Whatever metaphor is applied to untangling terrorist activity, the Semantic Web can be a useful technology, for managing and analyzing data about terrorist activities. Terror operations are conspiracies involving a small group of people carrying out a complex chain of actions and bound by an intricate web of relationships. The Semantic Web can serve as a valuable tool for gathering, organizing, and disseminating information.
Mapping a terrorist organization or event requires a series of steps: gathering data, organizing the data and outlining connections, and identifying holes in the connections and developing theories to fill them. The process is then repeated as theories are tested and new leads are generated. In this process, enormous amounts of seemingly irrelevant data is accumulated, but it will need to be organized into the framework as well because it may become relevant in a later stage of the investigation.

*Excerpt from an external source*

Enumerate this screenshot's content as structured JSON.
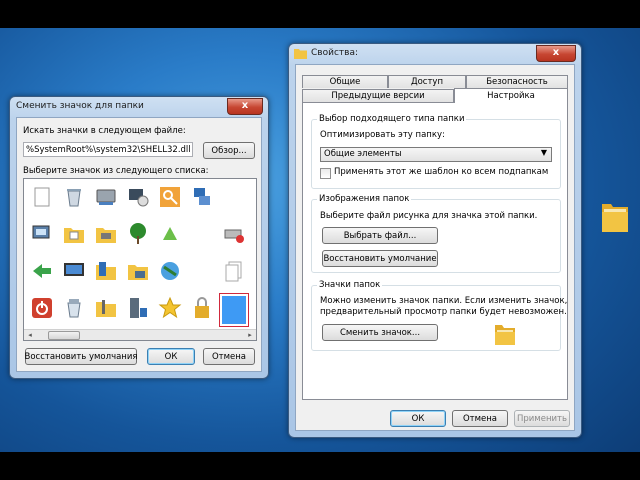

The Semantic Web can be a useful tool at each stage of an investigation.
By conducting smart searches, the Semantic Web can surmount these weaknesses and maximize the amount of relevant data brought to the intelligence analyst's attention.
Unlike search engine which is based on natural language, is simply matching characters the information has no inherent meaning to the search engine. For the Semantic Web, Zawahiri and 1993 would have a specific meaning, so that a search could focus on information relating to Zawahiri's activities in the appropriate timeframe. The marked-up data could then be pulled into the researcher's Semantic Web portal automatically. This ability to aggregate information could save the researcher hours of scanning documents, and, by automatically placing information into a context, possibly reveal connections that the researcher would not have noticed.
A Semantic Web portal could be encoded to recognize Osama ben Laden and Usama bin Ladin as the same person- or to compare other information, such as birth date or nationality. A Semantic Web portal could also be encoded to recognize nicknames and aliases, for example Abu Ammar as a common nickname for Yasser Arafat. The Semantic Web also gives the user the ability to shape the information according to changing needs. A Semantic Web portal can be used to examine information from several different angles. This flexibility in structuring the data is particularly useful for tracking the movement of money and of suspected terrorists.